by Morinville News Staff
The Government of Alberta announced Wednesday it will listen to law-abiding firearms owners while further cracking down on criminals who thy say wilfully put Albertans’ lives at risk.
The UCP is establishing the Alberta Firearms Advisory Committee to provide recommendations on how Alberta can better assert areas of provincial jurisdiction while respecting law-abiding Albertans’ long history of responsible firearms ownership.
Additionally, in an effort to crack down on illegal firearm use, the UCP is establishing a provincial firearms examination unit to speed up the testing of guns seized in criminal investigations as evidence.
“The federal government has introduced hasty and ill-thought-out measures that penalize law-abiding gun owners while doing little to stop criminals who traffic or use illegal firearms,” said Premier Jason Kenney. “The vast sums of money Ottawa will spend would be far better used to pursue the smugglers and drug gangs that plague our society. In Alberta, we will take action to protect Albertans, prosecute criminals and deter illegal gun crime and trafficking rather than persecuting law-abiding citizens.”
Minister of Justice and Solicitor General Doug Schweitzer said the federal government is spending hundreds of millions of dollars targeting law-abiding gun owners.
“Our government is investing in a firearms examination unit to conduct criminal firearms testing so prosecutions are not put in jeopardy by lengthy delays.

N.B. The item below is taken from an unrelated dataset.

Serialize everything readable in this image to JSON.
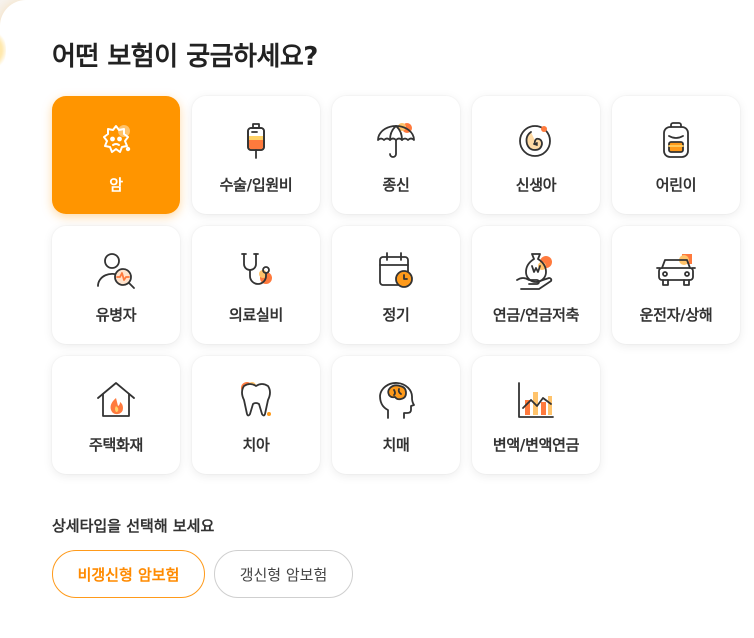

The measures we are taking today will show Ottawa that a responsible firearms policy targets criminals and illegal gun traffickers and not lawful gun use.”
Michaela Glasgo, MLA for Brooks-Medicine Hat, will chair the new committee. Committee representation will include groups the government says speak for a wide range of lawful gun owners. That will include farmers and ranchers, hunters and trappers, and shooting sports enthusiasts.
The government says Albertans will have the opportunity to voice concerns over the federal government’s firearms legislation and provide recommendations on how provincial policies can best target criminals while respecting law-abiding gun owners.
Notwithstanding Calgary Police Service (CPS) who carry out testing in its own facility and the Edmonton Police Service (EPS) who are establishing a lab of its own, most Alberta police services rely on the RCMP’s National Forensic Laboratory Services in Ottawa to fulfil testing on seized firearms. As of last fall, testing was taking an average of eight months in the national lab.